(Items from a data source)
════════════════

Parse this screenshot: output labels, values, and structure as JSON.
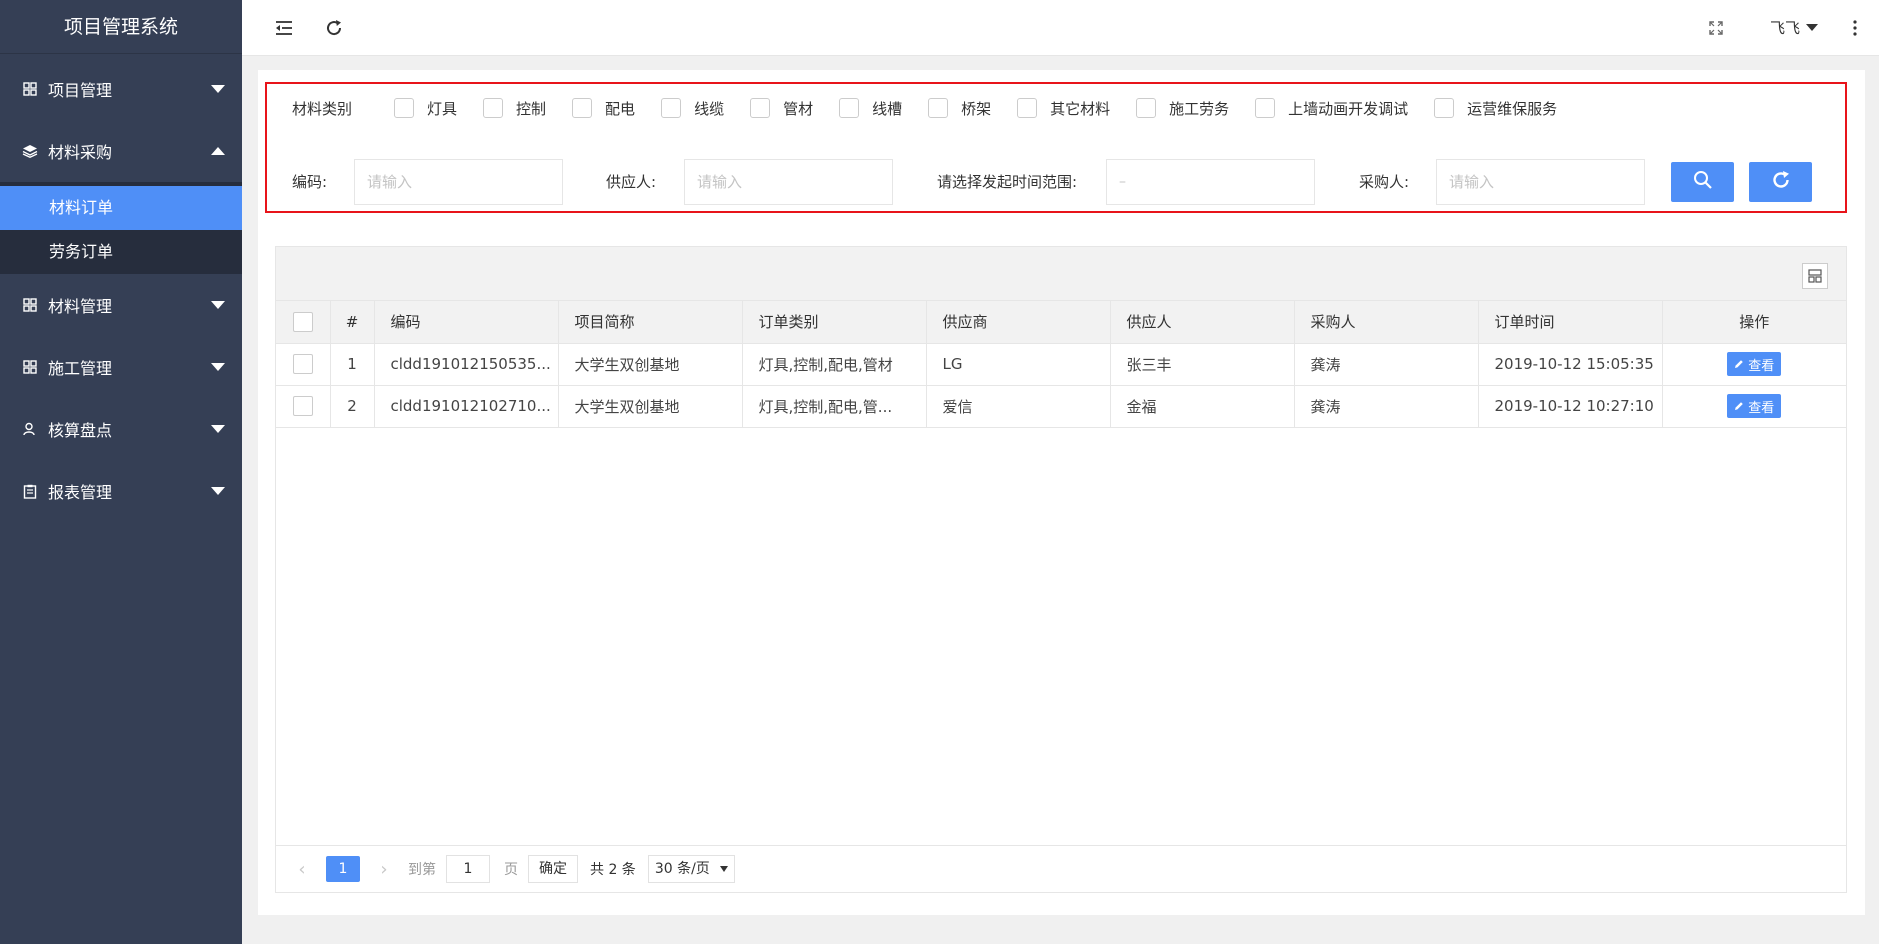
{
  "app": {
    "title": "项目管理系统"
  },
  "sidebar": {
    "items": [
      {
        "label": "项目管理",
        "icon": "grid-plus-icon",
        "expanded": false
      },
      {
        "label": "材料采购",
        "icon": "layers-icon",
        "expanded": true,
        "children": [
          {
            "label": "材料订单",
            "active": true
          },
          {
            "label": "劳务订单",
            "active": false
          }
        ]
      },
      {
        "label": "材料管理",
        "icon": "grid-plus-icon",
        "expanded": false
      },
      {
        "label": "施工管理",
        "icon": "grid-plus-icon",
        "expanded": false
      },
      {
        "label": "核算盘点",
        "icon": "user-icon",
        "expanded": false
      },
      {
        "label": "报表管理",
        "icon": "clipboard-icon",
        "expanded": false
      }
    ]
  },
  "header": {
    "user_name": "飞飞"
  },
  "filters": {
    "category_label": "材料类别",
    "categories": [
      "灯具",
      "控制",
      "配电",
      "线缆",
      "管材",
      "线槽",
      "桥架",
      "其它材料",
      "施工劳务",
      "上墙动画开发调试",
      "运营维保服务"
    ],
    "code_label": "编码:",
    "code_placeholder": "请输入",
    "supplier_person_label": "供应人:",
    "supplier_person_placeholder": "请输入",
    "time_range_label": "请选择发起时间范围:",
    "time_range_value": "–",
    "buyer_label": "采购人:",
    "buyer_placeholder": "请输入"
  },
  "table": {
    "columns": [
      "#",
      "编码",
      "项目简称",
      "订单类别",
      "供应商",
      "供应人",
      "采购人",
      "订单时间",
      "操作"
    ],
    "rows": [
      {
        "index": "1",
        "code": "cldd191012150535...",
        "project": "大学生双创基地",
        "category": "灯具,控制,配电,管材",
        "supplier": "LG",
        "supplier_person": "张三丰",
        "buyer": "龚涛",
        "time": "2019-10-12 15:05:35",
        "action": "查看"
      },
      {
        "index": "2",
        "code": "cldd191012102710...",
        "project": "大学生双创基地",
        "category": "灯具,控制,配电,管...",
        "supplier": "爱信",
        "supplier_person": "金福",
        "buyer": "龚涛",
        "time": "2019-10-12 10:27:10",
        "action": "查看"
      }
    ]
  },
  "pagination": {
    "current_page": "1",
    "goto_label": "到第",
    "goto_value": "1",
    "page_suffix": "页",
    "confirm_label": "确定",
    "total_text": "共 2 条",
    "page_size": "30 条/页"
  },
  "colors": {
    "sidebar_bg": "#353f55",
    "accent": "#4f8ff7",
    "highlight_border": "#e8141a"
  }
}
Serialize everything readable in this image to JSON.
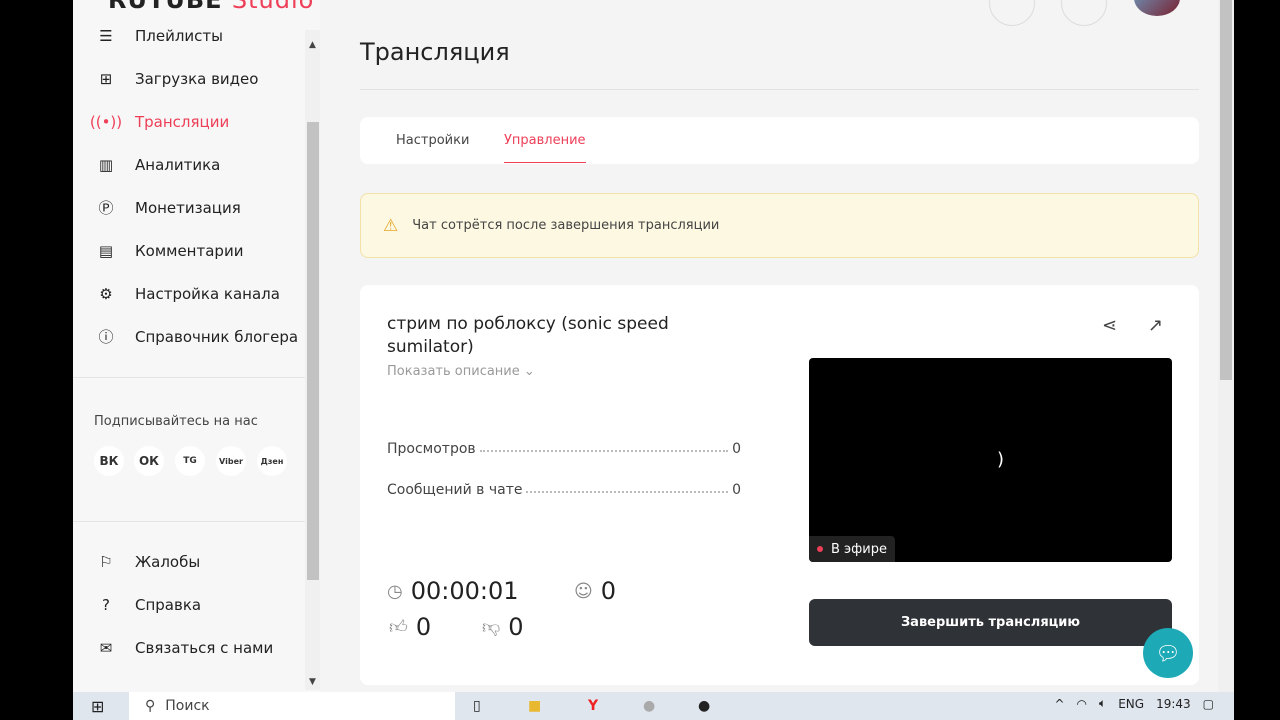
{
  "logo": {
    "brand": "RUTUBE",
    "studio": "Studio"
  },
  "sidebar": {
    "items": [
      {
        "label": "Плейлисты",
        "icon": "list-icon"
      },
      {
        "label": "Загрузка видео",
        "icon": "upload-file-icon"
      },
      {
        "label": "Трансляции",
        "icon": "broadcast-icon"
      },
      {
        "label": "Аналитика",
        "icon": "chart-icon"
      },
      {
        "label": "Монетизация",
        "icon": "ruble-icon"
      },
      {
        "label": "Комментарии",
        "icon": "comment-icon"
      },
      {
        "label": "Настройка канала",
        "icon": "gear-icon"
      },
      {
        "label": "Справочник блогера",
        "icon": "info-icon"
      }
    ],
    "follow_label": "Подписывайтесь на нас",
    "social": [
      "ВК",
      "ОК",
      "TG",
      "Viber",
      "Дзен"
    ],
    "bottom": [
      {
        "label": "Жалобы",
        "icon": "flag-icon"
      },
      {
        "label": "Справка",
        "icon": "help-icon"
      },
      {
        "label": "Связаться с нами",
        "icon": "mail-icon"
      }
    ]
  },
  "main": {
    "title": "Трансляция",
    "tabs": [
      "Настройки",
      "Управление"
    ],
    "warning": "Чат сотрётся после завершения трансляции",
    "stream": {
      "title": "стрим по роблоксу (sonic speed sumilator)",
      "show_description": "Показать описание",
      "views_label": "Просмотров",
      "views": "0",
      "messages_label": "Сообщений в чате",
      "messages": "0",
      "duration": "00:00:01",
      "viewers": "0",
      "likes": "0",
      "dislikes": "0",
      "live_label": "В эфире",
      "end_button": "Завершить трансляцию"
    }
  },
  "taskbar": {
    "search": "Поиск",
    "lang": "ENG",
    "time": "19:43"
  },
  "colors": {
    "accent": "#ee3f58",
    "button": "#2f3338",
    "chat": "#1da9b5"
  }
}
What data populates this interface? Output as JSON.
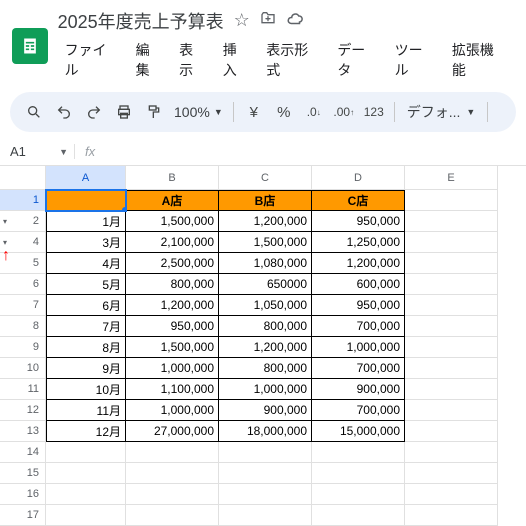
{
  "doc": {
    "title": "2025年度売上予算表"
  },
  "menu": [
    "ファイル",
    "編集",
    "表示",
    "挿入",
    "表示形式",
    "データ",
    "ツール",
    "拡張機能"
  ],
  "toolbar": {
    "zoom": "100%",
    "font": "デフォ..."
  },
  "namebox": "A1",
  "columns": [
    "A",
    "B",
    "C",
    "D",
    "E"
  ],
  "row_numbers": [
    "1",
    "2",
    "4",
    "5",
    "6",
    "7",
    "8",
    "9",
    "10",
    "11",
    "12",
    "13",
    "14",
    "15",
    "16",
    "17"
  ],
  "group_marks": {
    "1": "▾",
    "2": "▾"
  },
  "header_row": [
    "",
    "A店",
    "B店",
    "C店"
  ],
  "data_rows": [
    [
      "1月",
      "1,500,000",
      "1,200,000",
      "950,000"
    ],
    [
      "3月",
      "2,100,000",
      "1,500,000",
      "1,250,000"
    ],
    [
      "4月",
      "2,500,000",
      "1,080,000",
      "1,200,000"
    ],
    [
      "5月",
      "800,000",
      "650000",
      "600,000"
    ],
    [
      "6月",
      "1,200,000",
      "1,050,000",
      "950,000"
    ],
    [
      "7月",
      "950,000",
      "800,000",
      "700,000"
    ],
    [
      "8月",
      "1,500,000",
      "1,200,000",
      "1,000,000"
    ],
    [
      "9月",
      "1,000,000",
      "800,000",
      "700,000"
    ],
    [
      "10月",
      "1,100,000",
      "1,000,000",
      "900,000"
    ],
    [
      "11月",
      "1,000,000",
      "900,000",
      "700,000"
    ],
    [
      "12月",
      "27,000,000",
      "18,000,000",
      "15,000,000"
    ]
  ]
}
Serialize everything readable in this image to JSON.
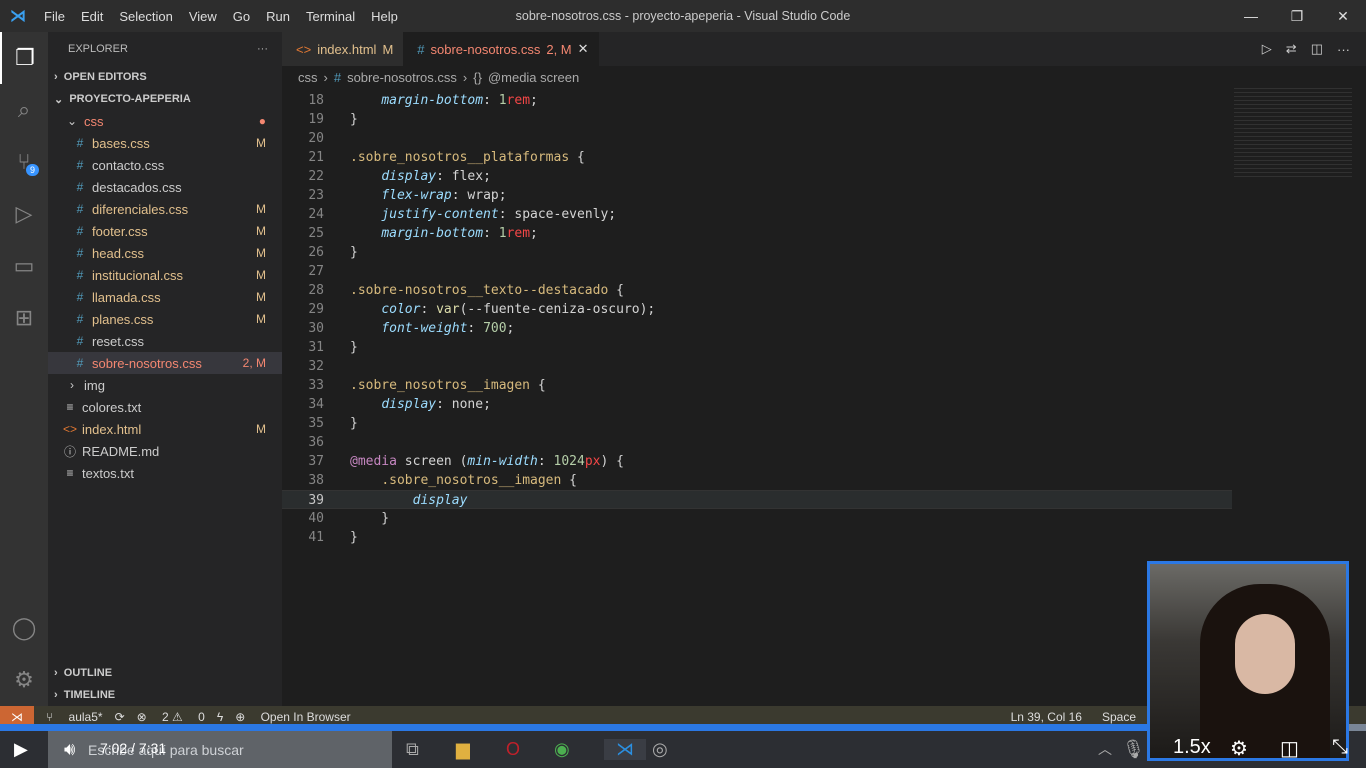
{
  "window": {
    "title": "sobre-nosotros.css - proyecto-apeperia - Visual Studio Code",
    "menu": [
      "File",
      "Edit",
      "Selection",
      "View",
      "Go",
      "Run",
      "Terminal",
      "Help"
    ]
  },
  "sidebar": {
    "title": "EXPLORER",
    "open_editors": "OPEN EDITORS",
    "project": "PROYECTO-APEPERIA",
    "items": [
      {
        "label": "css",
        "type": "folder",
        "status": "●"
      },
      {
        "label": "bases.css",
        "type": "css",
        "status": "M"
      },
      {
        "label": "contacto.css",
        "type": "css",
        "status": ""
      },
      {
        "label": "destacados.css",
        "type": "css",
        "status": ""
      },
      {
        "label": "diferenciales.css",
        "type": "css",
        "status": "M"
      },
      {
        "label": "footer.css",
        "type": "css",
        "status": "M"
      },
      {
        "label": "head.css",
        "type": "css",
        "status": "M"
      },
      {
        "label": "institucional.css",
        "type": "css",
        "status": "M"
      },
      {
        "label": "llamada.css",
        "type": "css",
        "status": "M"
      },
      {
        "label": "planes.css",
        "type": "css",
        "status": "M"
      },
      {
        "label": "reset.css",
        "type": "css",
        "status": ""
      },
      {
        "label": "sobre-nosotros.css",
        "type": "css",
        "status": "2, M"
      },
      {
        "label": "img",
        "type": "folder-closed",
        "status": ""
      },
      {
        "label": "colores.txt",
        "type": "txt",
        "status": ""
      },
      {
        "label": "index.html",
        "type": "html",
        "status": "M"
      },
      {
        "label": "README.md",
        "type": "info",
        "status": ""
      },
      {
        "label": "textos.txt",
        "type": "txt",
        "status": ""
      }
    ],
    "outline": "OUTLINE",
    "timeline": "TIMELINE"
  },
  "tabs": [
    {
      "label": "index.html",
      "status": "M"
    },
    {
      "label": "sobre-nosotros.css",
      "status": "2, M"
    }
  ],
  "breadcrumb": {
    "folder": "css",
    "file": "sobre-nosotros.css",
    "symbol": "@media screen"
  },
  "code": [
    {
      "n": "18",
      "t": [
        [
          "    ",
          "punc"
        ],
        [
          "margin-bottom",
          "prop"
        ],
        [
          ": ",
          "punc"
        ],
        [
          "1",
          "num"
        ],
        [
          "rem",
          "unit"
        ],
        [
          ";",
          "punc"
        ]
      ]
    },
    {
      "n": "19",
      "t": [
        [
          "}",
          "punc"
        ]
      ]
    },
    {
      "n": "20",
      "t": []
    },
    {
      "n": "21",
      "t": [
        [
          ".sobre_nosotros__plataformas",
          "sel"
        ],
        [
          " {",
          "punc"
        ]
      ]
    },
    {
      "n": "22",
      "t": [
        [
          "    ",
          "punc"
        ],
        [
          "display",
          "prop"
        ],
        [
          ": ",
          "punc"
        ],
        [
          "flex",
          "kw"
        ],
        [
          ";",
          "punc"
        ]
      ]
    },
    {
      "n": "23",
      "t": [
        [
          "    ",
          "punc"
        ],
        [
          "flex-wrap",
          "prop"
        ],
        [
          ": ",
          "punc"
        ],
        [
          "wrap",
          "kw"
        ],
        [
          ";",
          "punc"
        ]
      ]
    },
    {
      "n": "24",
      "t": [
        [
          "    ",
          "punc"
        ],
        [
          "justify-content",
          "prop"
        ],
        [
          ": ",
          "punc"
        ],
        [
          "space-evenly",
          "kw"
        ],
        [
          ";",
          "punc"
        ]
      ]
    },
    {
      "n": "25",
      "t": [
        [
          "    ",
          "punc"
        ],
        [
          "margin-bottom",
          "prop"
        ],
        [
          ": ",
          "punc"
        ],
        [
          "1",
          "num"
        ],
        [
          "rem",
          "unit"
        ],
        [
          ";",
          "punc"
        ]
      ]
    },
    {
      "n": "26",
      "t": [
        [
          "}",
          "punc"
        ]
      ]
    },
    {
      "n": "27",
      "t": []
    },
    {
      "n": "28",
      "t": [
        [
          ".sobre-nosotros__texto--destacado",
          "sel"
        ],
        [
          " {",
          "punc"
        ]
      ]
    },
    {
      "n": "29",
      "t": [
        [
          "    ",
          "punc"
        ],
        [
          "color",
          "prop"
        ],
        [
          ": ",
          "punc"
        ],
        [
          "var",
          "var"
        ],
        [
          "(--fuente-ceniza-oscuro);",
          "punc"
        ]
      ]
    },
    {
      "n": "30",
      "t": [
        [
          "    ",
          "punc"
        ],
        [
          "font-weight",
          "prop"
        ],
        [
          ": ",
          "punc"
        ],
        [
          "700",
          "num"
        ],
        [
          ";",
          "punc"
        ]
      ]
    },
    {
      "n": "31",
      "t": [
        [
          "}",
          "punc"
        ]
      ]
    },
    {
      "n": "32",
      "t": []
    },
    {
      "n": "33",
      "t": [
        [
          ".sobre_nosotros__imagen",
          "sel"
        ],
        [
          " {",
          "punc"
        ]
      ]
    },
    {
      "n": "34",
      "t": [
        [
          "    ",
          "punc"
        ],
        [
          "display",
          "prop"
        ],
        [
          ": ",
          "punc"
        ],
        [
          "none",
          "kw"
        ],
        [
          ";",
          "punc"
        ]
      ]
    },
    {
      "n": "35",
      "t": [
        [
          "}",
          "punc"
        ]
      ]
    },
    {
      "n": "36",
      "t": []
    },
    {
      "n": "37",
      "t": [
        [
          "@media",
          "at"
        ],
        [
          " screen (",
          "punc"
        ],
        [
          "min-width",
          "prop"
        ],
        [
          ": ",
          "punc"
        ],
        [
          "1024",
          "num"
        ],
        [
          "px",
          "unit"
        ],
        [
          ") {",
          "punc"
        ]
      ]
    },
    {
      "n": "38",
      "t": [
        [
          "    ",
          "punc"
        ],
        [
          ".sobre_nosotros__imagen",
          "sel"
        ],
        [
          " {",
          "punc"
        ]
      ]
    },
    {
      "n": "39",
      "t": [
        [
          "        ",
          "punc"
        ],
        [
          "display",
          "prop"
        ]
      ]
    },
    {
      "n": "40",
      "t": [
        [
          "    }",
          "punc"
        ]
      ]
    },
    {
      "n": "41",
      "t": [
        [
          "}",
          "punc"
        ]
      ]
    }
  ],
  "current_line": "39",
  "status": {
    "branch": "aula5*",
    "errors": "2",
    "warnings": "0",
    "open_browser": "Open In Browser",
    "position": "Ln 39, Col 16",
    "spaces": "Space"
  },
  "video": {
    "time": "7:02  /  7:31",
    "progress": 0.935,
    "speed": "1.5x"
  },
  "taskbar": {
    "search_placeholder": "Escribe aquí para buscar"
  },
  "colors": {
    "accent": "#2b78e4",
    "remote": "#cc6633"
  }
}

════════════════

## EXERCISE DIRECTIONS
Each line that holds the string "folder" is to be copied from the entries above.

## EXERCISE SOLUTION
        "type": "folder",
        "type": "folder-closed",
    "folder": "css",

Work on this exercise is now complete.